Monday, April 10, 2017

This is Why You Make Prototypes Before Starting Production Line

It only took a few turns under load for steel bolts to strip the threads in 1/8" aluminum.  I guess that C-channel is going to be steel.  I'm not thrilled at the idea of tapping 1/4"-20 holes in steel but the Tapmatic should make it tolerable.  Steel also improves stiffness of the structure.

Hmmm.  Steel channel doesn't seem available except with radiused interiors.  Right angle interiors?  Nope.  Perhaps use aluminum bolts?

Or would using 1/4" or 1/2" thick aluminum solve the problem?


w rorke said...

Often a good idea to use thread inserts in Al.

Mauser said...

Thicker aluminum, or "Nut Rivets" which are like gigantic pop-rivets with the inside threaded. (They CAN spin though if the hole is oversize or the crimp isn't tight enough).

The aluminum with sharp angles though is typically a soft alloy for "Architectural" uses. i.e. decorative. Stronger materials will have radiused corners.

Nosmo King said...

Available through Amazon is an assortment of steel gizmos called "rivet nuts." They're threaded steel "sleeves," in several different threads from 10-24 through 5/16-18 (probably other sizes as well, but Amazon doesn't seem to carry them). They are straight knurled sleeves with a flange on the outer face; drill proper size hole, thread rivet nut on the crimping tool, insert rivet nut to full depth (flange-to-surface contact), operate crimping tool until rivet nut is tight. You'll need the correct length rivet nut for the material into which you are placing it because the exterior of the rivet nut is knurled for secure gripping when installed.
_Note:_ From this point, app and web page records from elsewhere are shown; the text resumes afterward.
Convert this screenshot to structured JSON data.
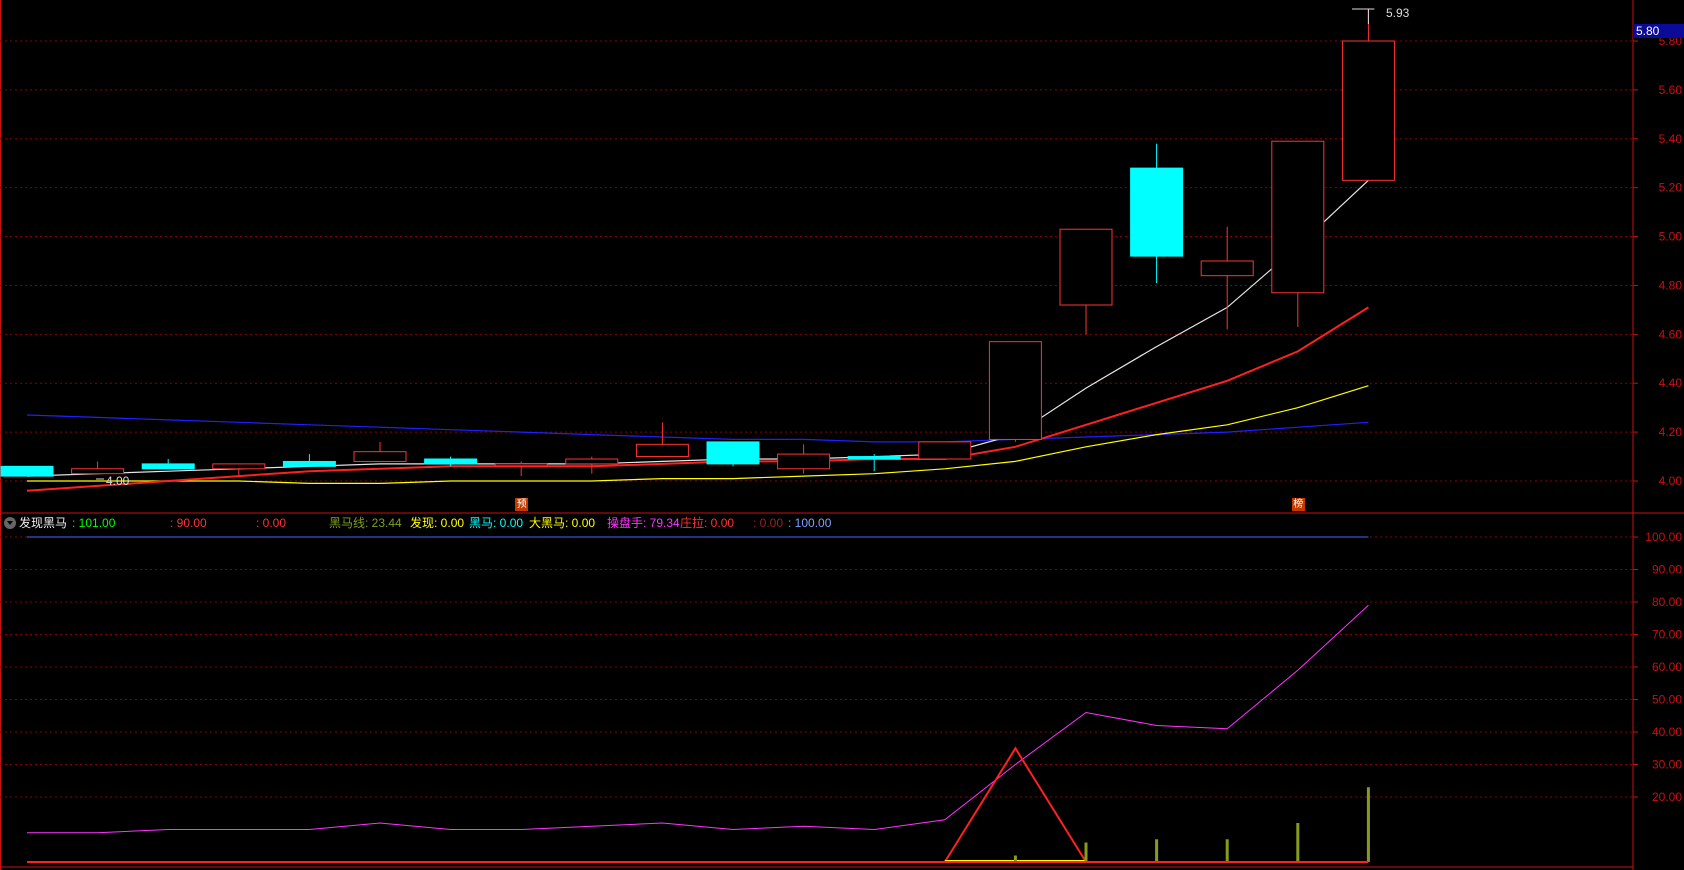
{
  "header": {
    "high_label": "5.93"
  },
  "price_tag": "5.80",
  "low_label": "4.00",
  "markers": [
    {
      "label": "预",
      "bar": 7
    },
    {
      "label": "榜",
      "bar": 18
    }
  ],
  "colors": {
    "up": "#ff3333",
    "down": "#00ffff",
    "ma_white": "#e6e6e6",
    "ma_red": "#ff2020",
    "ma_yellow": "#ffff00",
    "ma_blue": "#2020ff",
    "grid": "#8a0000",
    "axis": "#c81010"
  },
  "legend": {
    "title": "发现黑马",
    "items": [
      {
        "name": "",
        "text": ": 101.00",
        "color": "#00ff00"
      },
      {
        "name": "",
        "text": ": 90.00",
        "color": "#ff3333"
      },
      {
        "name": "",
        "text": ": 0.00",
        "color": "#ff3333"
      },
      {
        "name": "黑马线",
        "text": ": 23.44",
        "color": "#7f9f20"
      },
      {
        "name": "发现",
        "text": ": 0.00",
        "color": "#ffff00"
      },
      {
        "name": "黑马",
        "text": ": 0.00",
        "color": "#00ffff"
      },
      {
        "name": "大黑马",
        "text": ": 0.00",
        "color": "#ffff00"
      },
      {
        "name": "操盘手",
        "text": ": 79.34",
        "color": "#ff33ff"
      },
      {
        "name": "庄拉",
        "text": ": 0.00",
        "color": "#ff3333"
      },
      {
        "name": "",
        "text": ": 0.00",
        "color": "#992222"
      },
      {
        "name": "",
        "text": ": 100.00",
        "color": "#7aa0ff"
      }
    ]
  },
  "chart_data": [
    {
      "type": "candlestick",
      "y_ticks": [
        "4.00",
        "4.20",
        "4.40",
        "4.60",
        "4.80",
        "5.00",
        "5.20",
        "5.40",
        "5.60",
        "5.80"
      ],
      "ylim": [
        3.96,
        5.84
      ],
      "candles": [
        {
          "o": 4.06,
          "h": 4.06,
          "l": 4.02,
          "c": 4.02
        },
        {
          "o": 4.03,
          "h": 4.08,
          "l": 4.03,
          "c": 4.05
        },
        {
          "o": 4.07,
          "h": 4.09,
          "l": 4.05,
          "c": 4.05
        },
        {
          "o": 4.05,
          "h": 4.07,
          "l": 4.02,
          "c": 4.07
        },
        {
          "o": 4.08,
          "h": 4.11,
          "l": 4.06,
          "c": 4.06
        },
        {
          "o": 4.08,
          "h": 4.16,
          "l": 4.08,
          "c": 4.12
        },
        {
          "o": 4.09,
          "h": 4.1,
          "l": 4.06,
          "c": 4.07
        },
        {
          "o": 4.07,
          "h": 4.08,
          "l": 4.02,
          "c": 4.07
        },
        {
          "o": 4.07,
          "h": 4.1,
          "l": 4.03,
          "c": 4.09
        },
        {
          "o": 4.1,
          "h": 4.24,
          "l": 4.1,
          "c": 4.15
        },
        {
          "o": 4.16,
          "h": 4.16,
          "l": 4.06,
          "c": 4.07
        },
        {
          "o": 4.05,
          "h": 4.15,
          "l": 4.03,
          "c": 4.11
        },
        {
          "o": 4.1,
          "h": 4.11,
          "l": 4.04,
          "c": 4.09
        },
        {
          "o": 4.09,
          "h": 4.16,
          "l": 4.09,
          "c": 4.16
        },
        {
          "o": 4.17,
          "h": 4.57,
          "l": 4.16,
          "c": 4.57
        },
        {
          "o": 4.72,
          "h": 5.03,
          "l": 4.6,
          "c": 5.03
        },
        {
          "o": 5.28,
          "h": 5.38,
          "l": 4.81,
          "c": 4.92
        },
        {
          "o": 4.84,
          "h": 5.04,
          "l": 4.62,
          "c": 4.9
        },
        {
          "o": 4.77,
          "h": 5.39,
          "l": 4.63,
          "c": 5.39
        },
        {
          "o": 5.23,
          "h": 5.93,
          "l": 5.23,
          "c": 5.8
        }
      ],
      "ma_white": [
        4.02,
        4.03,
        4.04,
        4.05,
        4.06,
        4.07,
        4.07,
        4.07,
        4.07,
        4.08,
        4.09,
        4.09,
        4.1,
        4.11,
        4.19,
        4.38,
        4.55,
        4.71,
        4.96,
        5.23
      ],
      "ma_red": [
        3.96,
        3.98,
        4.0,
        4.02,
        4.04,
        4.05,
        4.06,
        4.06,
        4.06,
        4.07,
        4.08,
        4.08,
        4.09,
        4.09,
        4.14,
        4.23,
        4.32,
        4.41,
        4.53,
        4.71
      ],
      "ma_yellow": [
        4.0,
        4.0,
        4.0,
        4.0,
        3.99,
        3.99,
        4.0,
        4.0,
        4.0,
        4.01,
        4.01,
        4.02,
        4.03,
        4.05,
        4.08,
        4.14,
        4.19,
        4.23,
        4.3,
        4.39
      ],
      "ma_blue": [
        4.27,
        4.26,
        4.25,
        4.24,
        4.23,
        4.22,
        4.21,
        4.2,
        4.19,
        4.18,
        4.17,
        4.17,
        4.16,
        4.16,
        4.17,
        4.18,
        4.19,
        4.2,
        4.22,
        4.24
      ]
    },
    {
      "type": "line",
      "title": "发现黑马",
      "y_ticks": [
        "20.00",
        "30.00",
        "40.00",
        "50.00",
        "60.00",
        "70.00",
        "80.00",
        "90.00",
        "100.00"
      ],
      "ylim": [
        0,
        104
      ],
      "series": [
        {
          "name": "操盘手",
          "color": "#ff33ff",
          "values": [
            9,
            9,
            10,
            10,
            10,
            12,
            10,
            10,
            11,
            12,
            10,
            11,
            10,
            13,
            30,
            46,
            42,
            41,
            59,
            79
          ]
        },
        {
          "name": "庄拉",
          "color": "#ff2020",
          "values": [
            0,
            0,
            0,
            0,
            0,
            0,
            0,
            0,
            0,
            0,
            0,
            0,
            0,
            0,
            35,
            0,
            0,
            0,
            0,
            0
          ],
          "start": 13,
          "end": 15
        },
        {
          "name": "",
          "color": "#4466ff",
          "values": [
            100,
            100,
            100,
            100,
            100,
            100,
            100,
            100,
            100,
            100,
            100,
            100,
            100,
            100,
            100,
            100,
            100,
            100,
            100,
            100
          ]
        },
        {
          "name": "黑马线",
          "type": "bar",
          "color": "#8a9a1a",
          "values": [
            0,
            0,
            0,
            0,
            0,
            0,
            0,
            0,
            0,
            0,
            0,
            0,
            0,
            0,
            2,
            6,
            7,
            7,
            12,
            23
          ]
        }
      ]
    }
  ]
}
I've had very good results using them in sheet metal (.045" - .110"). Pro Tip: Practice on scrap with with several first. Installing them correctly is very definitely a learned skill and drilling an improperly installed one out is a #$@!. Also, getting the hole diameter they go into exactly correct is important. Tight is better than snug, very tight is better than tight, so drill size and technique count.

James Gibson said...

1/2 inch would give you more threads to engage and distribute the load. Have you considered something like a Riv-nut. Just asking, not sure really how this all goes together and whether you would have the clearance.

Will said...

Typically, you want the threaded part to be at least one screw diameter thick, to get sufficient holding strength. A finer thread can allow this to be slightly thinner. A finer thread is normally recommended when threading into aluminium, to give it more surface engagement.

You could consider using a threaded steel insert in the part, especially if it will be used for adjustment purposes. You really don't want to have screws working in bare aluminium if it can be avoided, especially thin sections. Shoot for double the screw diameter in that case. Consider going for the tightest hole you can run a tap into, when using alum. 60-70% thread engagement is ok for steel, but marginal for alum, especially if it is a working screw. The tap form can be a variable with hole size. Try not to change this after determining hole dimension. This can also be affected by the type of aluminium you are using.